In this chapter, we explore reasons for licensing your software applications. After reading this chapter, you should better understand some of the risks to your software applications.
The "cooler" or inherently useful your software is, the more likely it is to be pirated. The following lists show frequently pirated software that illustrates this point.
Due to the power and "cool" factor of Rich Internet Applications developed in Flex and AIR, they are prime targets for piracy.
Also notice that some very expensive software made this list like the Adobe suite of products and AutoCAD. High initial price can be a determining factor in whether software is pirated or not. We'll look at the ramifications and solutions for this later in the chapter on Software as a Service.
Most piracy happens after the sale. This can take the form of one co-worker sharing software with another, or even taking software for use on a home computer. By implementing a licensing solution, you maintain visibility into Who, What, When, Where, and How Much your software is being used.
Knowledge of what is happening with your users can also save your company money. Sales people often waste countless hours calling existing customers who don't need to be contacted. By using Nitro-LM Notifications, Sales people can target their customer touch-points to only those times when the customer needs attention. Sales people are then freed up to focus on new business and opportunities.
Many modern languages such as Java, .NET, and Adobe Flex/AIR are based on the idea of a virtual machine. In traditional languages such as C++, the code written by a programmer is compiled into machine code. This machine code is specific to the type of hardware the application will be run on. The process of compiling to machine code is virtually irreversible.
Languages based on virtual machines however, are susceptible to de-compiling. In a virtual-machine language, a virtual machine (Java Virtual Machine, FlashPlayer, .NET runtime) is first installed on the computer in order to run ByteCode. This gives these virtual machine-based languages their platform independence. Adobe, Sun, and Microsoft would only need to port each of their runtimes to different computing platforms and then everyone's ByteCode-based applications would in theory, still run the same.
Compiling to ByteCode and targeting a virtual machine or runtime does come with the drawback of being more easily de-compiled. Some ByteCode compilers do a better job than others of obfuscating (scrambling) the ByteCode. The Flex/AIR compiler mxmlc does a particularly poor job of obfuscation. This has more to do with the environment where FlashPlayer began (web-based animations requiring little or no security) than any particular oversight on Adobe's part. Regardless of how Adobe got there, they now find themselves in a position where the FlashPlayer runtime can't do a good job of securing the full-blown Rich Internet Applications that now run on top of it.
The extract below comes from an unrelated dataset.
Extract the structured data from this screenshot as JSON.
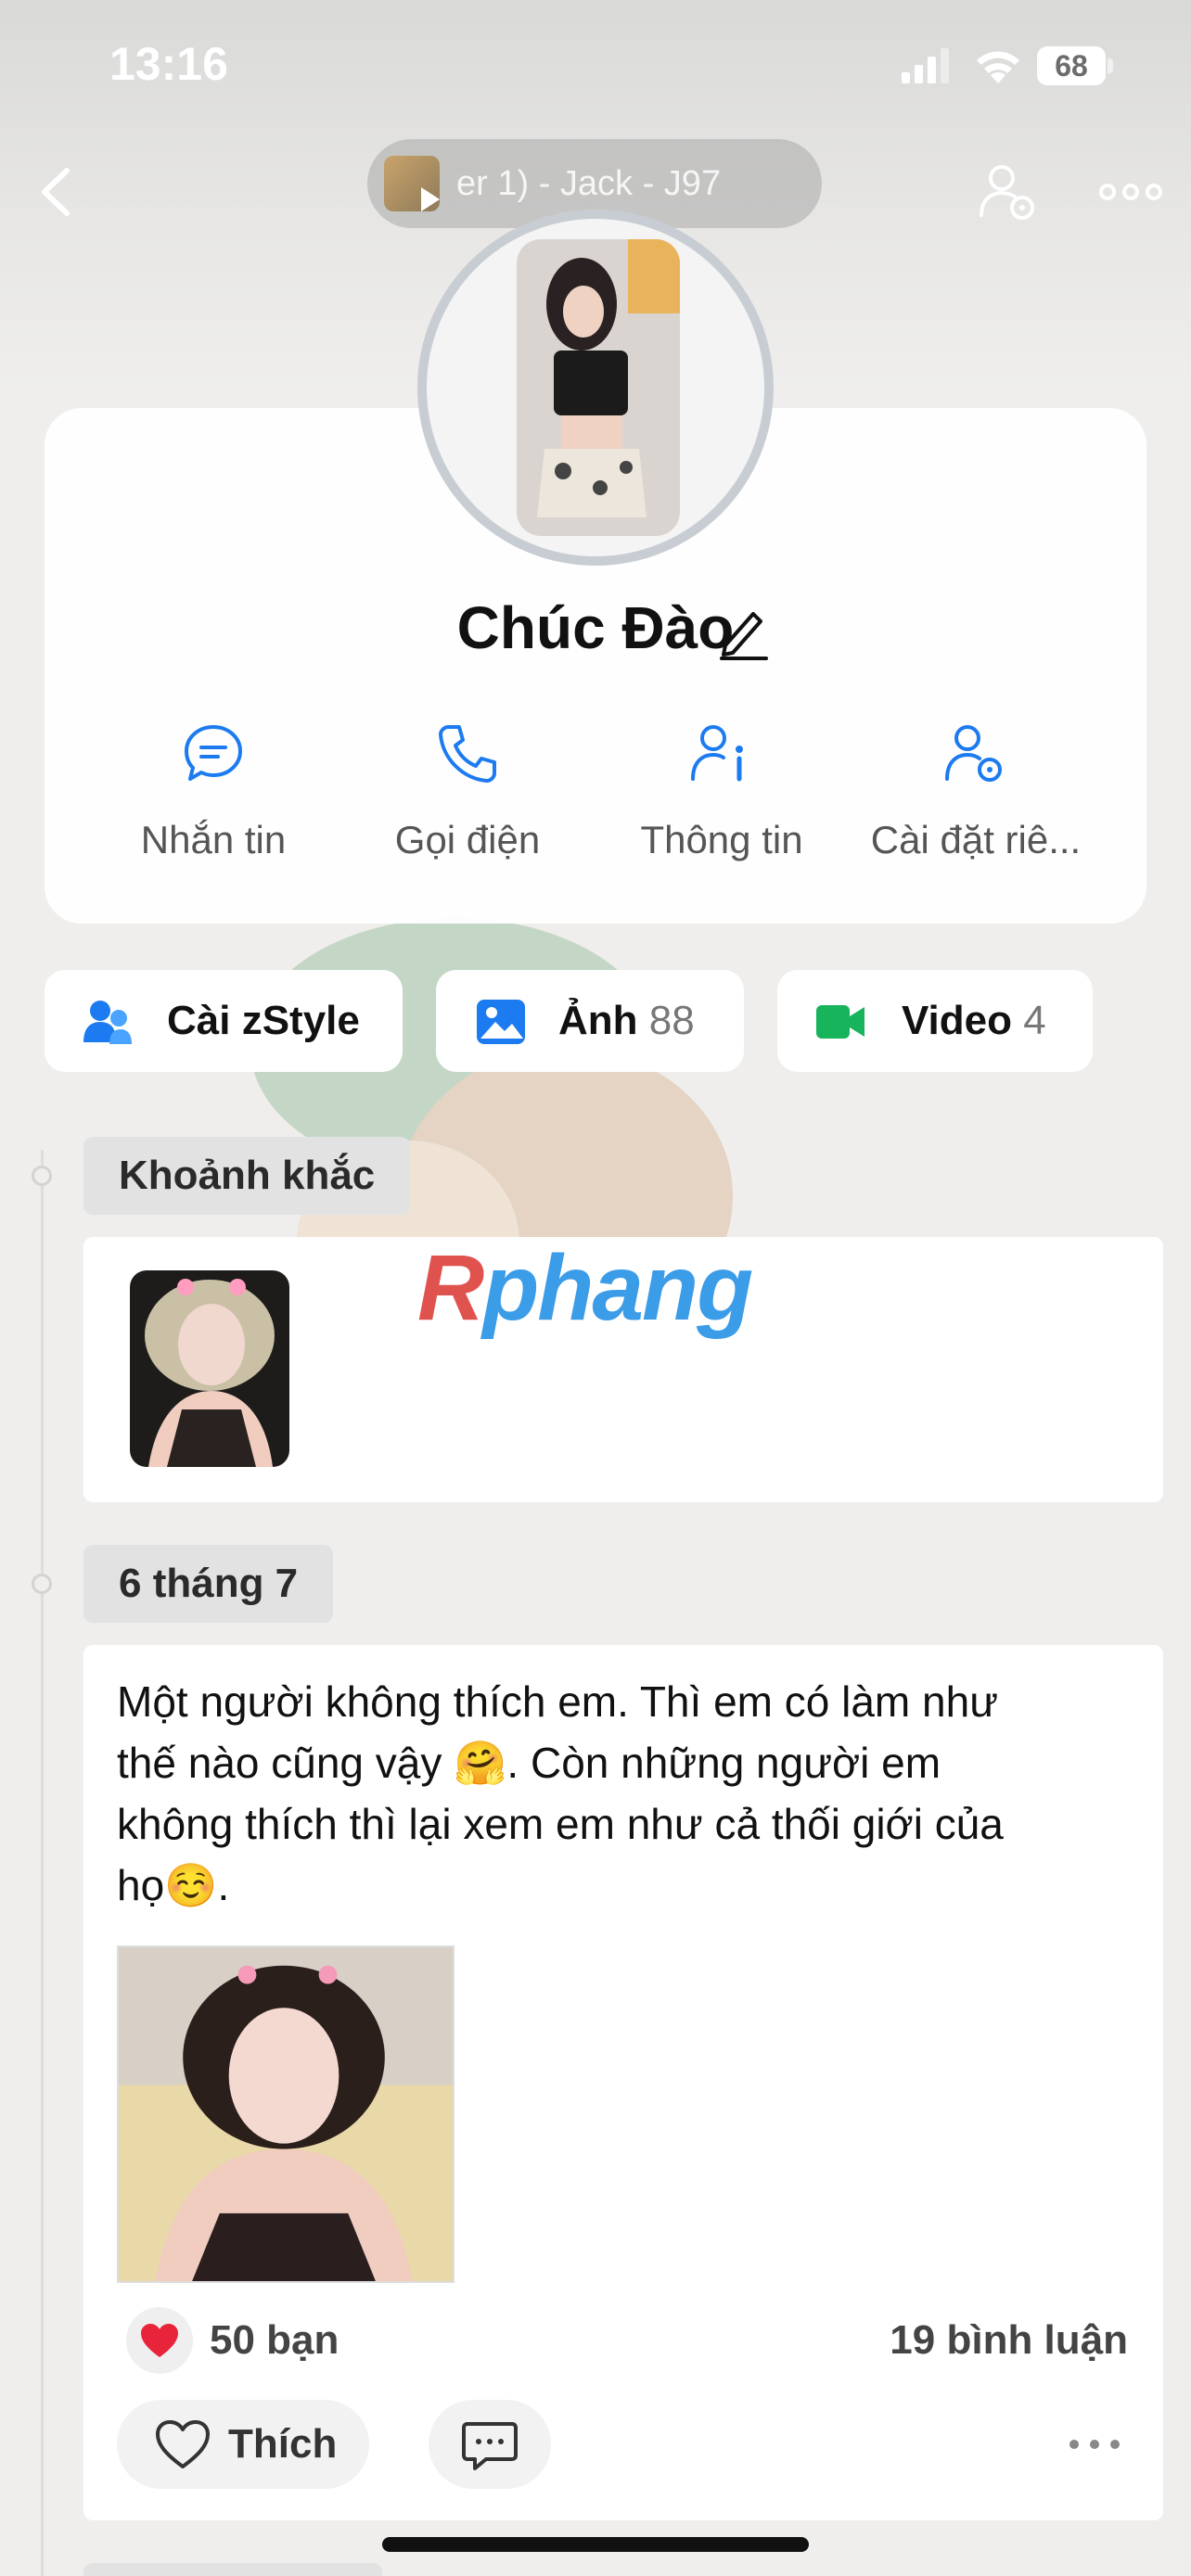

By de-compiling code, a hacker can get at valuable information about your product such as resources, database and server locations, and even proprietary knowledge, techniques, and algorithms used in your application. A Nitro-LM solution for the problem of de-compiling Flex and AIR applications will be discussed in the later chapter Encryption vs. Obfuscation.
Another risk to your software application from Hackers is using the common licensing solution of license keys. A license key solution is based on an algorithm that generates a set of potential keys that will then "unlock" software when used by a customer. The problem with this solution is that a hacker can crack the code used to generate license keys. Keys can also be easily shared, and "clock games" can be played to keep software active after a key's expiration. Virtualization software can be used to copy an image of a whole operating system containing licensed software from one machine to another. Key-based solutions do give some measure of security, but as a whole, represent a loss of control after the sale.